Part of what I think is really special and puts us apart from some other organizations out there is that 100% of all donations go to cancer research.  So we are thrilled to be able to promise each and every one of our donors that every penny of their donation goes directly to cancer research. Part of how we do that is the fact that we do have an endowment that enables us to cover our administrative costs that way, and then we also have a tie-back to our original history which is a Broadway ticket service.

Denver: Tell us about that.

Yung: We have relationships with a number of the theatres on Broadway, and so through those relationships, we have this fantastic Broadway ticket service. When customers come to us, we can provide them with premium level VIP seats to all of the greatest shows that are out there, and half of the price that they pay, it goes directly to support Damon Runyon. So it’s a really fantastic way to not only support cancer research but to see great Broadway shows from the best seats in the house.

Denver:  Well, I know where I’m getting my next set of Broadway tickets, that’s for sure. 

Let me close with this, Yung. What is the funding picture like for a young scientist today? How challenging is it for many of them to stay in the field and pursue a career in research?

Yung: I’m glad you asked that question. I think that there is not a lot of information out there for the general public about how expensive it is to do research. When we speak to our scientists who are running their own labs at academic institutions across the country, in many cases the cost of running that lab and just being able to maintain operations and staff is about $1 million a year. It’s incredibly expensive. So, where does that money come from? 

Most of our scientists are very busy writing grants. Some of the work as you know is very significantly funded through the federal government, through the National Institutes of Health, but that’s not enough to cover all of the costs.

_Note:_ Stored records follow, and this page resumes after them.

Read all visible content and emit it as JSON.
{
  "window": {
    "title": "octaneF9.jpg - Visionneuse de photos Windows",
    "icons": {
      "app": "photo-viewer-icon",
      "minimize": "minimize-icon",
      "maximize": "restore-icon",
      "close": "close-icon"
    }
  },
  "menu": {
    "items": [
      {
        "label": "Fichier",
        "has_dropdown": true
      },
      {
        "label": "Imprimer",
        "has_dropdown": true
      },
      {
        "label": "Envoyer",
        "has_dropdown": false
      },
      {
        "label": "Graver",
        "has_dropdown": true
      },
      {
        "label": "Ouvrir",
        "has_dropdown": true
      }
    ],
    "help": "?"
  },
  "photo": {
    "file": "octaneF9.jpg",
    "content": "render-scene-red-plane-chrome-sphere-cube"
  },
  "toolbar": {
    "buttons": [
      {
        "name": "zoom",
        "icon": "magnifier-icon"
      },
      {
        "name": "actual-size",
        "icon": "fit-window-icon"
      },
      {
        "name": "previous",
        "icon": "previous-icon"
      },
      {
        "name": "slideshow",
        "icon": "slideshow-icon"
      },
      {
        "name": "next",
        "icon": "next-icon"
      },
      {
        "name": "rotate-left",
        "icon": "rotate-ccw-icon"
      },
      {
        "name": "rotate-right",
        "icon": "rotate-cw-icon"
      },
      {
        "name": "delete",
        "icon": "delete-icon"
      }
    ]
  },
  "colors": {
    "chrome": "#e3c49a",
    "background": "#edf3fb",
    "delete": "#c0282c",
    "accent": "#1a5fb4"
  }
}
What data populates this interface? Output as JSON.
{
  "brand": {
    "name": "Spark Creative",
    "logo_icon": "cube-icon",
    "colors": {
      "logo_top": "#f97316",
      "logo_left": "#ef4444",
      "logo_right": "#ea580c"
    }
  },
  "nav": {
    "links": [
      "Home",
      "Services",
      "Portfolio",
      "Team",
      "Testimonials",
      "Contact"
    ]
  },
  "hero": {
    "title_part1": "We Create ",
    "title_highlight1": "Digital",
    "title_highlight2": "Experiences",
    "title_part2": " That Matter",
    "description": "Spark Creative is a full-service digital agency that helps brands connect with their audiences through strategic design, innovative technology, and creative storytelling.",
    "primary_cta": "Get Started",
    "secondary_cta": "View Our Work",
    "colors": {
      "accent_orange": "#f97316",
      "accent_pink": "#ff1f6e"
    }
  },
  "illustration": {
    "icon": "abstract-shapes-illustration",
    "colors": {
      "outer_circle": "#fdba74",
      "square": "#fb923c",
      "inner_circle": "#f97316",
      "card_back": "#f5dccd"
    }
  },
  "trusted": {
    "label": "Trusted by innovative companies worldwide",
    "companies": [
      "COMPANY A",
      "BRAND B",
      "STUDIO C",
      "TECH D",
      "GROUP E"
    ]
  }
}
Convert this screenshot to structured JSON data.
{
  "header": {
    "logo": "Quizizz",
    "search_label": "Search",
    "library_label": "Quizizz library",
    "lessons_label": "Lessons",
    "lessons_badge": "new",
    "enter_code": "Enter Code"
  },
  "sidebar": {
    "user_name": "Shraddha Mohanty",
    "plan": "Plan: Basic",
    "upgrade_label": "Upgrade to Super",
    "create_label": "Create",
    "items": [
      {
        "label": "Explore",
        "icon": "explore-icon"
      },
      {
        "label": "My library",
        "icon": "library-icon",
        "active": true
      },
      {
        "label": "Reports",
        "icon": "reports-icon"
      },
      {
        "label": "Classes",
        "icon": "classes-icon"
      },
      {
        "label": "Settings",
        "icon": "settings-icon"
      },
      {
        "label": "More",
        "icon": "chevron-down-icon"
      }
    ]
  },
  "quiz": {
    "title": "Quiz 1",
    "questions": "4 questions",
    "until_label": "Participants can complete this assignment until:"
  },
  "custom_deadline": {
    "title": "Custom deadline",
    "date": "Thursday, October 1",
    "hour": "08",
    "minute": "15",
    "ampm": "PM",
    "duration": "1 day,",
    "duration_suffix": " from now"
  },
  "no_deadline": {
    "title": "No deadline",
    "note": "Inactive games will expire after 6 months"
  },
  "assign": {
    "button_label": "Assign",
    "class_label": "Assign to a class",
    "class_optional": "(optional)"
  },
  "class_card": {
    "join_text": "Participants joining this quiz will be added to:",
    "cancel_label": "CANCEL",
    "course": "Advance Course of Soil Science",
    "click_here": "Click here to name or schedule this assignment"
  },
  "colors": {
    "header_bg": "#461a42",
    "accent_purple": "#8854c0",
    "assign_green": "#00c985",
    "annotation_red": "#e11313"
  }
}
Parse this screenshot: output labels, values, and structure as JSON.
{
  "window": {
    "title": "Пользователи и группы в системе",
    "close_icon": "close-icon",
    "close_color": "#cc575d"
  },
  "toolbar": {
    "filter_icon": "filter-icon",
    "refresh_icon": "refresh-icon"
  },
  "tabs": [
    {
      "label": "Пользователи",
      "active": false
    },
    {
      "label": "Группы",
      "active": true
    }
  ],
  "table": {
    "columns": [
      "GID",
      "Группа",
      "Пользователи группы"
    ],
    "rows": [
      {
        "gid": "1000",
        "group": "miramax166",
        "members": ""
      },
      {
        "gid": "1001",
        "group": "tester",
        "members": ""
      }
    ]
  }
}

What we can do through Damon Runyon is to help alleviate some of that stress of having to write grants every single year by providing them with multi-year grants.

Part of what we also do is that our grants do not cover overhead expenses, and so those overhead expenses are covered by their institutions. We want them to have that freedom to be able to think about the science, to focus on the research, as opposed to having to write those grants on a regular basis.

Denver: Well, Dr. Yung Lie, the President and CEO of the Damon Runyon Cancer Research Foundation, I want to thank you so much for being here this evening. Where can people learn more about what you do and that Broadway ticket program of yours?

Yung: The best place to learn about us is on our website

Denver: Well, thanks, Yung. It was a real pleasure to have you on the show.

Yung: Thank you so much for having me on.

Denver: I’ll be back with more of The Business of Giving right after this.

Dr. Yung S. Lie and Denver Frederick

The Business of Giving can be heard every Sunday evening between 6:00 p.m. and 7:00 p.m. Eastern on AM 970 The Answer in New York and on iHeartRadio. You can follow us @bizofgive on Twitter, @bizofgive on Instagram and at

Share This: